Molly came in and out of the office, whining, offering little yips, telling me she wanted to go outside. These cold winter days we’re pretty regular about when we dash out together so she can squat or hunch-up in the snow as the eliminatory spirit moves her, and I might have known that this was something else. Still, when she’s in guard-dog mode, scaring away the fearsome ungulates, barring the sciuridae and the leporidae from the doors, she barks — loud, fearless and fearsome, other-directed barks. This was definitely a “let me outside please” imprecation, whined with some urgency.
When I opened the front door she dashed toward the hackberry and while she danced around the base of the tree there was the scurrying and scratching sound of a raccoon climbing. I called her back. Mirabilis dictu, she came. After only four years I’ve learned enough of her language to issue simple commands that she is willing to obey. On a branch about twelve feet off the ground I saw the silhouette of what might have been a large — a very large — cat. Except for how pointy was the nose….
Molly and I went back inside. I fetched a powerful flashlight and we went upstairs. Molly didn’t need the visual aid, of course, but I enjoyed looking at the illuminated beast, his faced smudged like an American football player who thinks he can reduce glare by smearing carbon on his cheeks, his claws ideally adapted for climbing trees, opening garbage cans, ripping open plastic bags. He climbed higher in the tree. We watched him for a while, then I went to the kitchen and prepared an offering of salami and cheese which I placed at the base of the tree while offering my humble prayer that the god of garbage cans would not again scatter our trash while we slept.
The offering was accepted, but the wish wasn’t granted. There was nothing new in the garbage can since the last time he visited, but ever the optimist he needed to spread the contents and see if there was a morsel remaining that he might have missed earlier in the week. Tonight I’ll place a box trap by the garbage can, bait it with carrots and banana peel and maybe a dab of sturgeon eggs, a slice of salami. Tomorrow I’ll take him to a city park, to a place where there are more garbage cans than he can find on this quiet country road.
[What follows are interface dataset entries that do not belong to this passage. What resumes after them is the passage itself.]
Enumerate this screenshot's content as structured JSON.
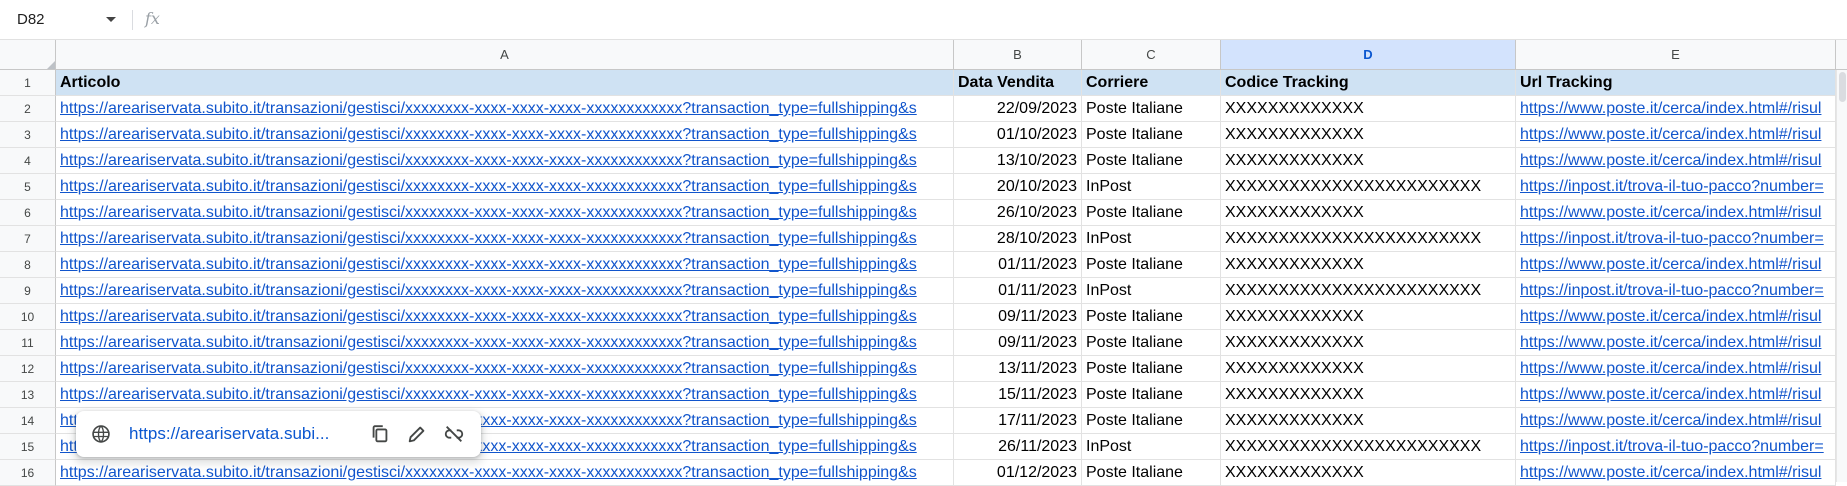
{
  "name_box": {
    "value": "D82"
  },
  "formula_bar": {
    "fx_label": "fx",
    "content": ""
  },
  "columns": [
    "A",
    "B",
    "C",
    "D",
    "E"
  ],
  "selected_column": "D",
  "headers": {
    "articolo": "Articolo",
    "data_vendita": "Data Vendita",
    "corriere": "Corriere",
    "codice_tracking": "Codice Tracking",
    "url_tracking": "Url Tracking"
  },
  "rows": [
    {
      "num": "1"
    },
    {
      "num": "2",
      "articolo": "https://areariservata.subito.it/transazioni/gestisci/xxxxxxxx-xxxx-xxxx-xxxx-xxxxxxxxxxxx?transaction_type=fullshipping&s",
      "data": "22/09/2023",
      "corriere": "Poste Italiane",
      "codice": "XXXXXXXXXXXXX",
      "url": "https://www.poste.it/cerca/index.html#/risul"
    },
    {
      "num": "3",
      "articolo": "https://areariservata.subito.it/transazioni/gestisci/xxxxxxxx-xxxx-xxxx-xxxx-xxxxxxxxxxxx?transaction_type=fullshipping&s",
      "data": "01/10/2023",
      "corriere": "Poste Italiane",
      "codice": "XXXXXXXXXXXXX",
      "url": "https://www.poste.it/cerca/index.html#/risul"
    },
    {
      "num": "4",
      "articolo": "https://areariservata.subito.it/transazioni/gestisci/xxxxxxxx-xxxx-xxxx-xxxx-xxxxxxxxxxxx?transaction_type=fullshipping&s",
      "data": "13/10/2023",
      "corriere": "Poste Italiane",
      "codice": "XXXXXXXXXXXXX",
      "url": "https://www.poste.it/cerca/index.html#/risul"
    },
    {
      "num": "5",
      "articolo": "https://areariservata.subito.it/transazioni/gestisci/xxxxxxxx-xxxx-xxxx-xxxx-xxxxxxxxxxxx?transaction_type=fullshipping&s",
      "data": "20/10/2023",
      "corriere": "InPost",
      "codice": "XXXXXXXXXXXXXXXXXXXXXXXX",
      "url": "https://inpost.it/trova-il-tuo-pacco?number="
    },
    {
      "num": "6",
      "articolo": "https://areariservata.subito.it/transazioni/gestisci/xxxxxxxx-xxxx-xxxx-xxxx-xxxxxxxxxxxx?transaction_type=fullshipping&s",
      "data": "26/10/2023",
      "corriere": "Poste Italiane",
      "codice": "XXXXXXXXXXXXX",
      "url": "https://www.poste.it/cerca/index.html#/risul"
    },
    {
      "num": "7",
      "articolo": "https://areariservata.subito.it/transazioni/gestisci/xxxxxxxx-xxxx-xxxx-xxxx-xxxxxxxxxxxx?transaction_type=fullshipping&s",
      "data": "28/10/2023",
      "corriere": "InPost",
      "codice": "XXXXXXXXXXXXXXXXXXXXXXXX",
      "url": "https://inpost.it/trova-il-tuo-pacco?number="
    },
    {
      "num": "8",
      "articolo": "https://areariservata.subito.it/transazioni/gestisci/xxxxxxxx-xxxx-xxxx-xxxx-xxxxxxxxxxxx?transaction_type=fullshipping&s",
      "data": "01/11/2023",
      "corriere": "Poste Italiane",
      "codice": "XXXXXXXXXXXXX",
      "url": "https://www.poste.it/cerca/index.html#/risul"
    },
    {
      "num": "9",
      "articolo": "https://areariservata.subito.it/transazioni/gestisci/xxxxxxxx-xxxx-xxxx-xxxx-xxxxxxxxxxxx?transaction_type=fullshipping&s",
      "data": "01/11/2023",
      "corriere": "InPost",
      "codice": "XXXXXXXXXXXXXXXXXXXXXXXX",
      "url": "https://inpost.it/trova-il-tuo-pacco?number="
    },
    {
      "num": "10",
      "articolo": "https://areariservata.subito.it/transazioni/gestisci/xxxxxxxx-xxxx-xxxx-xxxx-xxxxxxxxxxxx?transaction_type=fullshipping&s",
      "data": "09/11/2023",
      "corriere": "Poste Italiane",
      "codice": "XXXXXXXXXXXXX",
      "url": "https://www.poste.it/cerca/index.html#/risul"
    },
    {
      "num": "11",
      "articolo": "https://areariservata.subito.it/transazioni/gestisci/xxxxxxxx-xxxx-xxxx-xxxx-xxxxxxxxxxxx?transaction_type=fullshipping&s",
      "data": "09/11/2023",
      "corriere": "Poste Italiane",
      "codice": "XXXXXXXXXXXXX",
      "url": "https://www.poste.it/cerca/index.html#/risul"
    },
    {
      "num": "12",
      "articolo": "https://areariservata.subito.it/transazioni/gestisci/xxxxxxxx-xxxx-xxxx-xxxx-xxxxxxxxxxxx?transaction_type=fullshipping&s",
      "data": "13/11/2023",
      "corriere": "Poste Italiane",
      "codice": "XXXXXXXXXXXXX",
      "url": "https://www.poste.it/cerca/index.html#/risul"
    },
    {
      "num": "13",
      "articolo": "https://areariservata.subito.it/transazioni/gestisci/xxxxxxxx-xxxx-xxxx-xxxx-xxxxxxxxxxxx?transaction_type=fullshipping&s",
      "data": "15/11/2023",
      "corriere": "Poste Italiane",
      "codice": "XXXXXXXXXXXXX",
      "url": "https://www.poste.it/cerca/index.html#/risul"
    },
    {
      "num": "14",
      "articolo": "https://areariservata.subito.it/transazioni/gestisci/xxxxxxxx-xxxx-xxxx-xxxx-xxxxxxxxxxxx?transaction_type=fullshipping&s",
      "data": "17/11/2023",
      "corriere": "Poste Italiane",
      "codice": "XXXXXXXXXXXXX",
      "url": "https://www.poste.it/cerca/index.html#/risul"
    },
    {
      "num": "15",
      "articolo": "https://areariservata.subito.it/transazioni/gestisci/xxxxxxxx-xxxx-xxxx-xxxx-xxxxxxxxxxxx?transaction_type=fullshipping&s",
      "data": "26/11/2023",
      "corriere": "InPost",
      "codice": "XXXXXXXXXXXXXXXXXXXXXXXX",
      "url": "https://inpost.it/trova-il-tuo-pacco?number="
    },
    {
      "num": "16",
      "articolo": "https://areariservata.subito.it/transazioni/gestisci/xxxxxxxx-xxxx-xxxx-xxxx-xxxxxxxxxxxx?transaction_type=fullshipping&s",
      "data": "01/12/2023",
      "corriere": "Poste Italiane",
      "codice": "XXXXXXXXXXXXX",
      "url": "https://www.poste.it/cerca/index.html#/risul"
    }
  ],
  "link_popup": {
    "url": "https://areariservata.subi...",
    "globe_icon": "globe-icon",
    "copy_icon": "copy-icon",
    "edit_icon": "edit-icon",
    "unlink_icon": "unlink-icon"
  },
  "colors": {
    "header_fill": "#cfe2f3",
    "link": "#1155cc",
    "selected_column_header": "#d3e3fd",
    "selected_column_text": "#0b57d0"
  }
}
By the time he finds his way back I’m hoping enough snow and ice will have melted that I can put the garbage can back in the little raccoon proof shed where it belongs.